A bowl of Mini-Wheats (with fruit in the middle) in skim milk.
2. What turns you on creatively/spiritually/emotionally?
Creatively: knowing I took an idea and made it real. Seeing an opportunity for me to do something better or make something better. Performing a creative exercise for the sake of improving [a specific part of the process] to become a better artist (and knowing it’s happening).
Spiritually: seeing and feeling the joy of people who are completely at peace and in love with their belief system, whatever it is.
Emotionally: making long-lasting connections with people, remembering old times with them, and being completely aware of special moments as they are happening. The energy from forming a new crush, sharing details and stories and making yourself vulnerable, and wondering if this might lead to a relationship. Knowing someone likes me back, either as a friend or romantically.
3. If you could go anywhere in the world right now without a single worry about anything, where would you go?
London, Hong Kong, or somewhere in Australia.
4. What do you want your life to be like in 10-15 years?
I want to be a happy husband, father, physician, and artist/designer. I want to find someone who loves me and I want to start a life and family with her. Professionally, I’m leaning towards pediatrics, so, in 10-15 years, I expect to be done with graduate medical education and into my practice. I fully intend to remain involved in creative exercises and would like to find a place for it in medicine. It could be visual art, sure, but it could also be writing, product design, or structure/ philosophy/ process.
5. What profession would you like to attempt for a day?
I would love to be a comedy writer for a television program.
6. What type of music do you like/who is your favorite musician?
I like a lot of different styles of music. I invite you to explore my music tag on Tumblr or my starred tracks playlist on Spotify. I also like exploring new music, so share!
7. What is a regular day like for you?
- wake up at 7am, catch up on Tumblr and email in bed
- shower, breakfast
- drive to school (30 min)
- school, lunch
- volunteer at hospital/ nursing home
- drive home in rush hour Dallas traffic (90 min on bad days)*
- take a nap
- dinner, homework, reading, email, Tumblr
*dear college kids: live close to campus if you can!
8. What sound or noise do you love?
The background noise in an airport before your flight.
9. Deceased or alive, famous or not, whom would you like to meet/see?

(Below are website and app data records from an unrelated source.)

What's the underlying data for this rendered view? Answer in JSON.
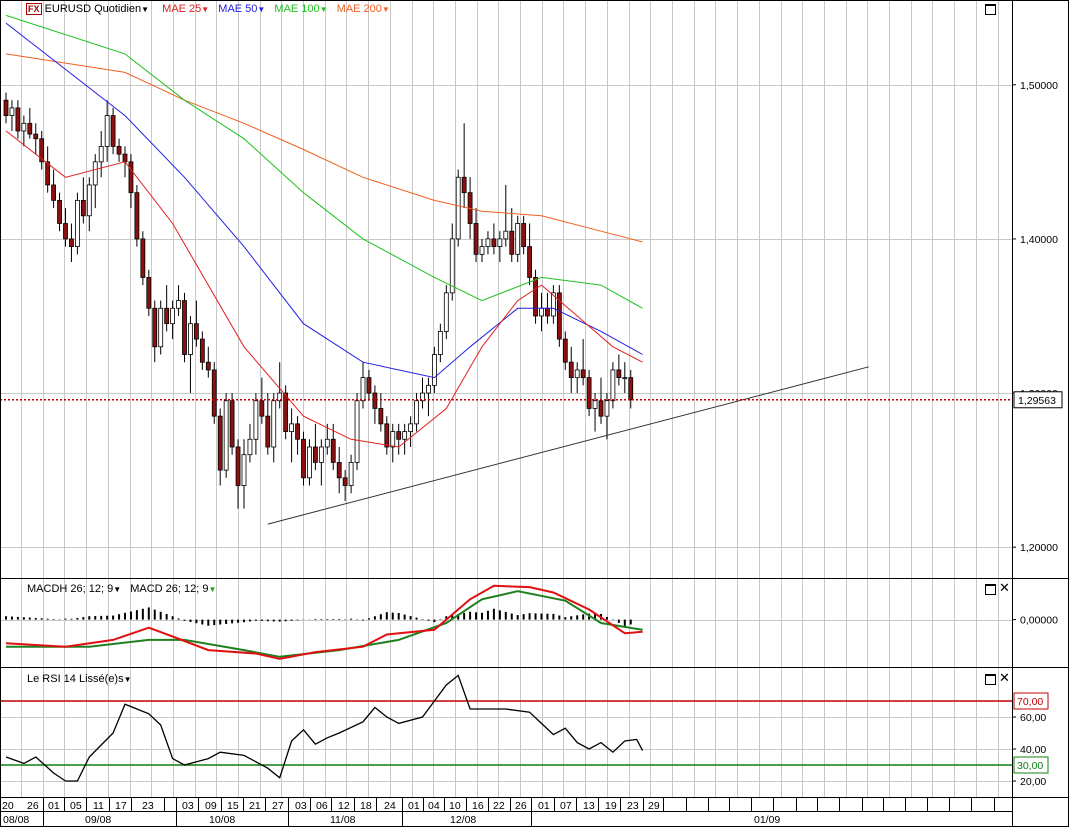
{
  "main_panel": {
    "symbol_badge": "FX",
    "instrument": "EURUSD Quotidien",
    "indicators": [
      {
        "label": "MAE 25",
        "color": "#e02020"
      },
      {
        "label": "MAE 50",
        "color": "#2020e0"
      },
      {
        "label": "MAE 100",
        "color": "#20c020"
      },
      {
        "label": "MAE 200",
        "color": "#f06020"
      }
    ],
    "price_ticks": [
      "1,50000",
      "1,40000",
      "1,30000",
      "1,20000"
    ],
    "current_price": "1,29563"
  },
  "macd_panel": {
    "labels": [
      {
        "label": "MACDH 26; 12; 9"
      },
      {
        "label": "MACD 26; 12; 9",
        "color": "#20a020"
      }
    ],
    "ticks": [
      "0,00000"
    ]
  },
  "rsi_panel": {
    "label": "Le RSI 14 Lissé(e)s",
    "ticks": [
      "60,00",
      "40,00",
      "20,00"
    ],
    "upper_level": "70,00",
    "lower_level": "30,00"
  },
  "date_axis": {
    "days": [
      "20",
      "26",
      "01",
      "05",
      "11",
      "17",
      "23",
      "03",
      "09",
      "15",
      "21",
      "27",
      "03",
      "06",
      "12",
      "18",
      "24",
      "01",
      "04",
      "10",
      "16",
      "22",
      "26",
      "01",
      "07",
      "13",
      "19",
      "23",
      "29"
    ],
    "months": [
      "08/08",
      "09/08",
      "10/08",
      "11/08",
      "12/08",
      "01/09"
    ]
  },
  "colors": {
    "up": "#ffffff",
    "down": "#8b1010",
    "grid": "#c8c8c8",
    "mae25": "#e02020",
    "mae50": "#2020e0",
    "mae100": "#20c020",
    "mae200": "#f06020",
    "macd_line": "#e01010",
    "signal_line": "#208020",
    "rsi_line": "#000000",
    "level_70": "#c00000",
    "level_30": "#108010"
  },
  "chart_data": {
    "type": "candlestick",
    "ylim": [
      1.18,
      1.555
    ],
    "current_price": 1.29563,
    "candles": [
      [
        1.49,
        1.495,
        1.475,
        1.48
      ],
      [
        1.48,
        1.49,
        1.47,
        1.485
      ],
      [
        1.485,
        1.49,
        1.465,
        1.47
      ],
      [
        1.47,
        1.48,
        1.46,
        1.475
      ],
      [
        1.475,
        1.485,
        1.465,
        1.468
      ],
      [
        1.468,
        1.475,
        1.455,
        1.465
      ],
      [
        1.465,
        1.47,
        1.445,
        1.45
      ],
      [
        1.45,
        1.46,
        1.43,
        1.435
      ],
      [
        1.435,
        1.445,
        1.42,
        1.425
      ],
      [
        1.425,
        1.43,
        1.405,
        1.41
      ],
      [
        1.41,
        1.42,
        1.395,
        1.4
      ],
      [
        1.4,
        1.41,
        1.385,
        1.395
      ],
      [
        1.395,
        1.43,
        1.39,
        1.425
      ],
      [
        1.425,
        1.44,
        1.41,
        1.415
      ],
      [
        1.415,
        1.44,
        1.405,
        1.435
      ],
      [
        1.435,
        1.455,
        1.42,
        1.45
      ],
      [
        1.45,
        1.47,
        1.44,
        1.46
      ],
      [
        1.46,
        1.49,
        1.45,
        1.48
      ],
      [
        1.48,
        1.485,
        1.455,
        1.46
      ],
      [
        1.46,
        1.465,
        1.45,
        1.455
      ],
      [
        1.455,
        1.46,
        1.44,
        1.45
      ],
      [
        1.45,
        1.455,
        1.42,
        1.43
      ],
      [
        1.43,
        1.435,
        1.395,
        1.4
      ],
      [
        1.4,
        1.405,
        1.37,
        1.375
      ],
      [
        1.375,
        1.38,
        1.35,
        1.355
      ],
      [
        1.355,
        1.36,
        1.32,
        1.33
      ],
      [
        1.33,
        1.36,
        1.325,
        1.355
      ],
      [
        1.355,
        1.37,
        1.34,
        1.345
      ],
      [
        1.345,
        1.36,
        1.335,
        1.355
      ],
      [
        1.355,
        1.37,
        1.35,
        1.36
      ],
      [
        1.36,
        1.365,
        1.32,
        1.325
      ],
      [
        1.325,
        1.35,
        1.3,
        1.345
      ],
      [
        1.345,
        1.36,
        1.33,
        1.335
      ],
      [
        1.335,
        1.34,
        1.315,
        1.32
      ],
      [
        1.32,
        1.33,
        1.31,
        1.315
      ],
      [
        1.315,
        1.32,
        1.28,
        1.285
      ],
      [
        1.285,
        1.29,
        1.24,
        1.25
      ],
      [
        1.25,
        1.3,
        1.245,
        1.295
      ],
      [
        1.295,
        1.3,
        1.26,
        1.265
      ],
      [
        1.265,
        1.27,
        1.225,
        1.24
      ],
      [
        1.24,
        1.27,
        1.225,
        1.26
      ],
      [
        1.26,
        1.28,
        1.255,
        1.27
      ],
      [
        1.27,
        1.3,
        1.26,
        1.295
      ],
      [
        1.295,
        1.31,
        1.28,
        1.285
      ],
      [
        1.285,
        1.3,
        1.26,
        1.265
      ],
      [
        1.265,
        1.3,
        1.255,
        1.295
      ],
      [
        1.295,
        1.32,
        1.29,
        1.3
      ],
      [
        1.3,
        1.305,
        1.27,
        1.275
      ],
      [
        1.275,
        1.29,
        1.255,
        1.28
      ],
      [
        1.28,
        1.285,
        1.26,
        1.27
      ],
      [
        1.27,
        1.275,
        1.24,
        1.245
      ],
      [
        1.245,
        1.27,
        1.24,
        1.265
      ],
      [
        1.265,
        1.28,
        1.25,
        1.255
      ],
      [
        1.255,
        1.27,
        1.24,
        1.265
      ],
      [
        1.265,
        1.28,
        1.26,
        1.27
      ],
      [
        1.27,
        1.28,
        1.25,
        1.255
      ],
      [
        1.255,
        1.265,
        1.235,
        1.245
      ],
      [
        1.245,
        1.25,
        1.23,
        1.24
      ],
      [
        1.24,
        1.26,
        1.235,
        1.255
      ],
      [
        1.255,
        1.3,
        1.25,
        1.295
      ],
      [
        1.295,
        1.32,
        1.29,
        1.31
      ],
      [
        1.31,
        1.315,
        1.295,
        1.3
      ],
      [
        1.3,
        1.305,
        1.28,
        1.29
      ],
      [
        1.29,
        1.3,
        1.275,
        1.28
      ],
      [
        1.28,
        1.285,
        1.26,
        1.265
      ],
      [
        1.265,
        1.28,
        1.255,
        1.275
      ],
      [
        1.275,
        1.28,
        1.26,
        1.27
      ],
      [
        1.27,
        1.28,
        1.26,
        1.275
      ],
      [
        1.275,
        1.285,
        1.265,
        1.28
      ],
      [
        1.28,
        1.3,
        1.275,
        1.295
      ],
      [
        1.295,
        1.31,
        1.29,
        1.3
      ],
      [
        1.3,
        1.31,
        1.285,
        1.305
      ],
      [
        1.305,
        1.33,
        1.3,
        1.325
      ],
      [
        1.325,
        1.345,
        1.32,
        1.34
      ],
      [
        1.34,
        1.37,
        1.335,
        1.365
      ],
      [
        1.365,
        1.41,
        1.36,
        1.4
      ],
      [
        1.4,
        1.445,
        1.395,
        1.44
      ],
      [
        1.44,
        1.475,
        1.42,
        1.43
      ],
      [
        1.43,
        1.44,
        1.4,
        1.41
      ],
      [
        1.41,
        1.42,
        1.385,
        1.39
      ],
      [
        1.39,
        1.4,
        1.385,
        1.395
      ],
      [
        1.395,
        1.405,
        1.39,
        1.4
      ],
      [
        1.4,
        1.41,
        1.39,
        1.395
      ],
      [
        1.395,
        1.405,
        1.385,
        1.4
      ],
      [
        1.4,
        1.435,
        1.395,
        1.405
      ],
      [
        1.405,
        1.42,
        1.385,
        1.39
      ],
      [
        1.39,
        1.415,
        1.385,
        1.41
      ],
      [
        1.41,
        1.415,
        1.39,
        1.395
      ],
      [
        1.395,
        1.41,
        1.37,
        1.375
      ],
      [
        1.375,
        1.38,
        1.345,
        1.35
      ],
      [
        1.35,
        1.365,
        1.34,
        1.355
      ],
      [
        1.355,
        1.365,
        1.345,
        1.35
      ],
      [
        1.35,
        1.37,
        1.345,
        1.365
      ],
      [
        1.365,
        1.37,
        1.33,
        1.335
      ],
      [
        1.335,
        1.34,
        1.315,
        1.32
      ],
      [
        1.32,
        1.33,
        1.3,
        1.31
      ],
      [
        1.31,
        1.32,
        1.3,
        1.315
      ],
      [
        1.315,
        1.335,
        1.305,
        1.31
      ],
      [
        1.31,
        1.315,
        1.285,
        1.29
      ],
      [
        1.29,
        1.3,
        1.275,
        1.295
      ],
      [
        1.295,
        1.31,
        1.28,
        1.285
      ],
      [
        1.285,
        1.3,
        1.27,
        1.295
      ],
      [
        1.295,
        1.32,
        1.29,
        1.315
      ],
      [
        1.315,
        1.325,
        1.305,
        1.31
      ],
      [
        1.31,
        1.32,
        1.3,
        1.31
      ],
      [
        1.31,
        1.315,
        1.29,
        1.2956
      ]
    ],
    "mae25": [
      [
        0,
        1.47
      ],
      [
        10,
        1.44
      ],
      [
        20,
        1.45
      ],
      [
        28,
        1.41
      ],
      [
        40,
        1.33
      ],
      [
        50,
        1.285
      ],
      [
        58,
        1.27
      ],
      [
        66,
        1.265
      ],
      [
        74,
        1.29
      ],
      [
        80,
        1.33
      ],
      [
        86,
        1.36
      ],
      [
        90,
        1.37
      ],
      [
        96,
        1.35
      ],
      [
        102,
        1.33
      ],
      [
        107,
        1.32
      ]
    ],
    "mae50": [
      [
        0,
        1.54
      ],
      [
        10,
        1.51
      ],
      [
        20,
        1.48
      ],
      [
        30,
        1.44
      ],
      [
        40,
        1.395
      ],
      [
        50,
        1.345
      ],
      [
        60,
        1.32
      ],
      [
        72,
        1.31
      ],
      [
        78,
        1.33
      ],
      [
        86,
        1.355
      ],
      [
        92,
        1.355
      ],
      [
        100,
        1.34
      ],
      [
        107,
        1.325
      ]
    ],
    "mae100": [
      [
        0,
        1.545
      ],
      [
        20,
        1.52
      ],
      [
        30,
        1.49
      ],
      [
        40,
        1.465
      ],
      [
        50,
        1.43
      ],
      [
        60,
        1.4
      ],
      [
        72,
        1.375
      ],
      [
        80,
        1.36
      ],
      [
        90,
        1.375
      ],
      [
        100,
        1.37
      ],
      [
        107,
        1.355
      ]
    ],
    "mae200": [
      [
        0,
        1.52
      ],
      [
        20,
        1.508
      ],
      [
        30,
        1.49
      ],
      [
        40,
        1.475
      ],
      [
        50,
        1.458
      ],
      [
        60,
        1.44
      ],
      [
        72,
        1.425
      ],
      [
        80,
        1.418
      ],
      [
        90,
        1.415
      ],
      [
        100,
        1.405
      ],
      [
        107,
        1.398
      ]
    ],
    "trendline": [
      [
        44,
        1.215
      ],
      [
        145,
        1.317
      ]
    ],
    "macd_ylim": [
      -0.07,
      0.06
    ],
    "macd_line": [
      [
        0,
        -0.035
      ],
      [
        10,
        -0.04
      ],
      [
        18,
        -0.03
      ],
      [
        24,
        -0.012
      ],
      [
        28,
        -0.025
      ],
      [
        34,
        -0.045
      ],
      [
        42,
        -0.05
      ],
      [
        46,
        -0.058
      ],
      [
        52,
        -0.048
      ],
      [
        60,
        -0.04
      ],
      [
        64,
        -0.022
      ],
      [
        72,
        -0.015
      ],
      [
        78,
        0.03
      ],
      [
        82,
        0.05
      ],
      [
        88,
        0.048
      ],
      [
        92,
        0.04
      ],
      [
        98,
        0.015
      ],
      [
        104,
        -0.02
      ],
      [
        107,
        -0.018
      ]
    ],
    "signal_line": [
      [
        0,
        -0.04
      ],
      [
        14,
        -0.04
      ],
      [
        24,
        -0.03
      ],
      [
        30,
        -0.03
      ],
      [
        40,
        -0.045
      ],
      [
        46,
        -0.055
      ],
      [
        56,
        -0.045
      ],
      [
        66,
        -0.03
      ],
      [
        74,
        -0.005
      ],
      [
        80,
        0.03
      ],
      [
        86,
        0.042
      ],
      [
        94,
        0.028
      ],
      [
        100,
        -0.005
      ],
      [
        107,
        -0.015
      ]
    ],
    "rsi_ylim": [
      10,
      90
    ],
    "rsi": [
      [
        0,
        35
      ],
      [
        3,
        31
      ],
      [
        5,
        35
      ],
      [
        8,
        25
      ],
      [
        10,
        20
      ],
      [
        12,
        20
      ],
      [
        14,
        35
      ],
      [
        18,
        50
      ],
      [
        20,
        68
      ],
      [
        24,
        62
      ],
      [
        26,
        55
      ],
      [
        28,
        34
      ],
      [
        30,
        30
      ],
      [
        34,
        34
      ],
      [
        36,
        38
      ],
      [
        40,
        36
      ],
      [
        44,
        28
      ],
      [
        46,
        22
      ],
      [
        48,
        45
      ],
      [
        50,
        52
      ],
      [
        52,
        43
      ],
      [
        54,
        47
      ],
      [
        56,
        50
      ],
      [
        60,
        57
      ],
      [
        62,
        66
      ],
      [
        64,
        60
      ],
      [
        66,
        56
      ],
      [
        70,
        60
      ],
      [
        72,
        70
      ],
      [
        74,
        80
      ],
      [
        76,
        86
      ],
      [
        78,
        65
      ],
      [
        84,
        65
      ],
      [
        88,
        63
      ],
      [
        90,
        56
      ],
      [
        92,
        49
      ],
      [
        94,
        53
      ],
      [
        96,
        44
      ],
      [
        98,
        40
      ],
      [
        100,
        44
      ],
      [
        102,
        38
      ],
      [
        104,
        45
      ],
      [
        106,
        46
      ],
      [
        107,
        39
      ]
    ],
    "rsi_levels": [
      70,
      30
    ]
  }
}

Ballet with Cate Blanchett.
10. What is your least favorite word?
Whilst— but I won’t hate you for using it.
11. Are you a morning person?
It’s my turn to ask questions! I would like to read the responses of any of my followers to the following questions:
1. Do you have any recurring dreams? What are they?
2. Breakfast, lunch, and dinner— each meal is in a different city and with a different person. Where and with whom do you eat?
3. Favorite time of year?
4. Name a place you enjoy that is not a conventional “favorite place.” For example: I like grocery stores and airports.
5. Describe your ideal weather.
6. What are the fundamental things you need to be happy?
7. Name one skill you wish you had.
8. Describe your favorite teacher and why that teacher is your favorite.
9. Have you had any long-lasting hobbies?
10. Would you rather hear a beautiful song or read a beautiful story?
11. If you had to limit your wardrobe to a palette of five colors, which colors would you pick?
Tell me if you do it!